(Dataset entries begins)
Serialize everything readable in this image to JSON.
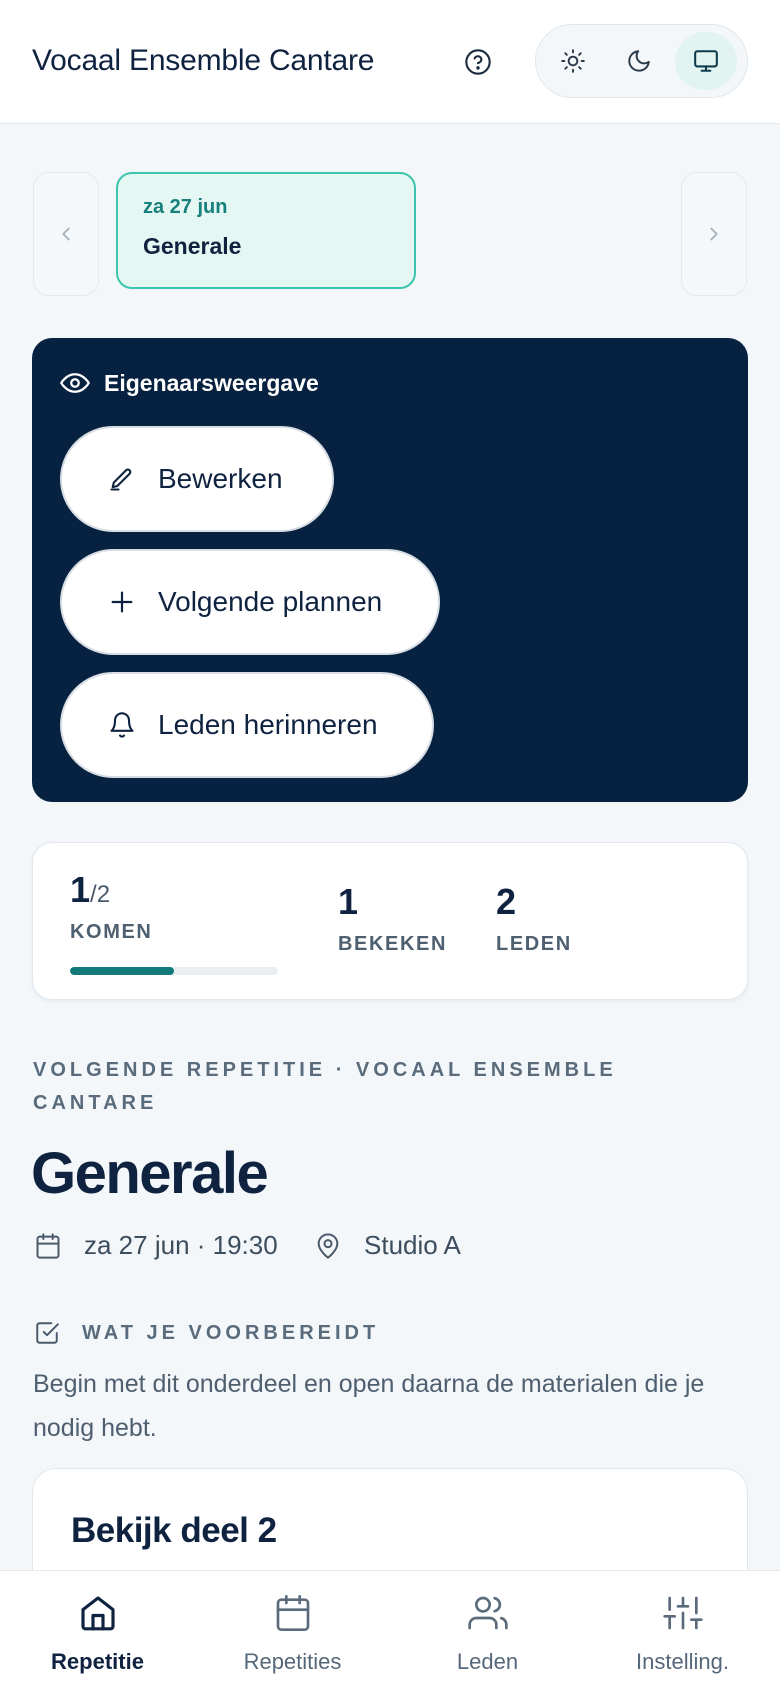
{
  "header": {
    "title": "Vocaal Ensemble Cantare",
    "help_icon": "help-circle-icon",
    "theme_options": [
      {
        "name": "light",
        "icon": "sun-icon",
        "active": false
      },
      {
        "name": "dark",
        "icon": "moon-icon",
        "active": false
      },
      {
        "name": "system",
        "icon": "monitor-icon",
        "active": true
      }
    ]
  },
  "date_strip": {
    "selected": {
      "date": "za 27 jun",
      "title": "Generale"
    }
  },
  "owner_panel": {
    "title": "Eigenaarsweergave",
    "actions": [
      {
        "label": "Bewerken",
        "icon": "pencil-icon"
      },
      {
        "label": "Volgende plannen",
        "icon": "plus-icon"
      },
      {
        "label": "Leden herinneren",
        "icon": "bell-icon"
      }
    ]
  },
  "stats": {
    "attending": {
      "value": "1",
      "total": "/2",
      "label": "KOMEN",
      "progress_fraction": 0.5
    },
    "viewed": {
      "value": "1",
      "label": "BEKEKEN"
    },
    "members": {
      "value": "2",
      "label": "LEDEN"
    }
  },
  "event": {
    "eyebrow": "VOLGENDE REPETITIE · VOCAAL ENSEMBLE CANTARE",
    "title": "Generale",
    "datetime": "za 27 jun · 19:30",
    "location": "Studio A"
  },
  "preparation": {
    "title": "WAT JE VOORBEREIDT",
    "description": "Begin met dit onderdeel en open daarna de materialen die je nodig hebt.",
    "part_title": "Bekijk deel 2"
  },
  "bottom_nav": {
    "items": [
      {
        "label": "Repetitie",
        "icon": "home-icon",
        "active": true
      },
      {
        "label": "Repetities",
        "icon": "calendar-icon",
        "active": false
      },
      {
        "label": "Leden",
        "icon": "users-icon",
        "active": false
      },
      {
        "label": "Instelling.",
        "icon": "sliders-icon",
        "active": false
      }
    ]
  },
  "colors": {
    "accent_teal": "#17807c",
    "panel_navy": "#062240",
    "chip_border": "#3cc4ad",
    "chip_bg": "#e5f7f3",
    "text_primary": "#0f2340"
  }
}
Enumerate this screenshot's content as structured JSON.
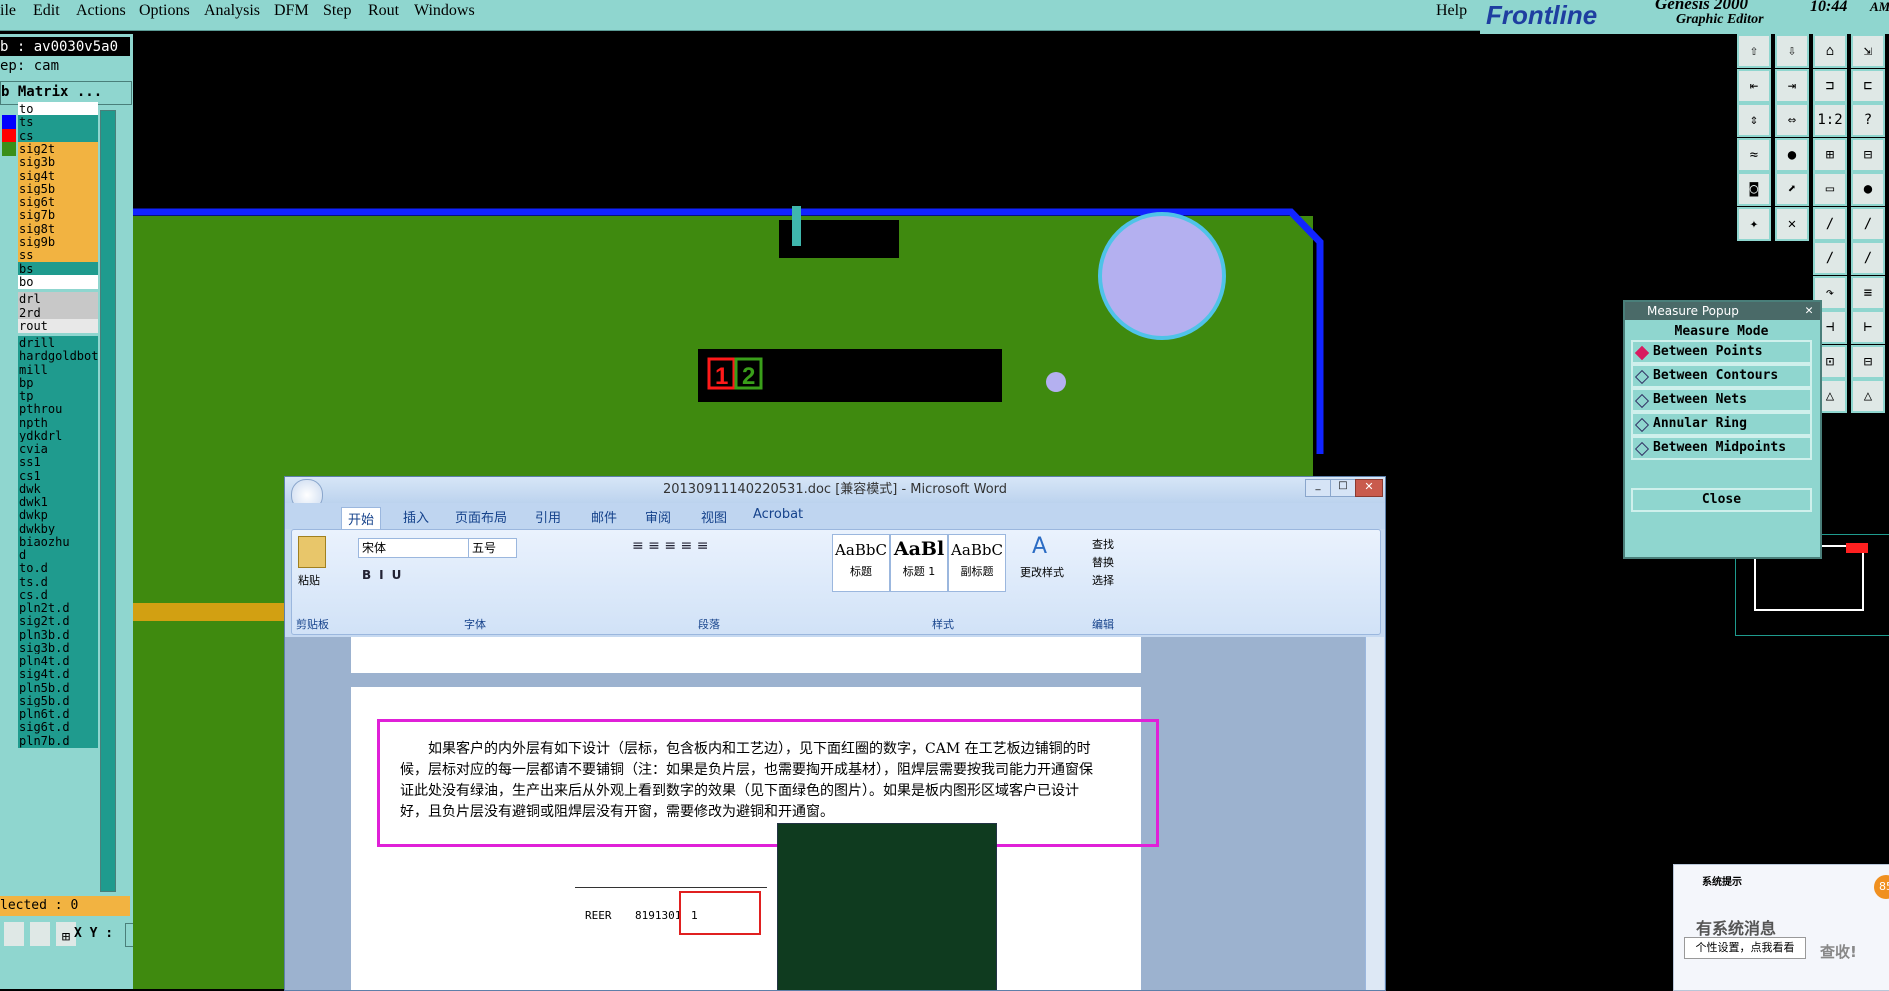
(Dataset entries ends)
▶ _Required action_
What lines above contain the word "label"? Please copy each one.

▶ _Output below_
        "label": "Bewerken",
        "label": "Volgende plannen",
        "label": "Leden herinneren",
      "label": "KOMEN",
      "label": "BEKEKEN"
      "label": "LEDEN"
        "label": "Repetitie",
        "label": "Repetities",
        "label": "Leden",
        "label": "Instelling.",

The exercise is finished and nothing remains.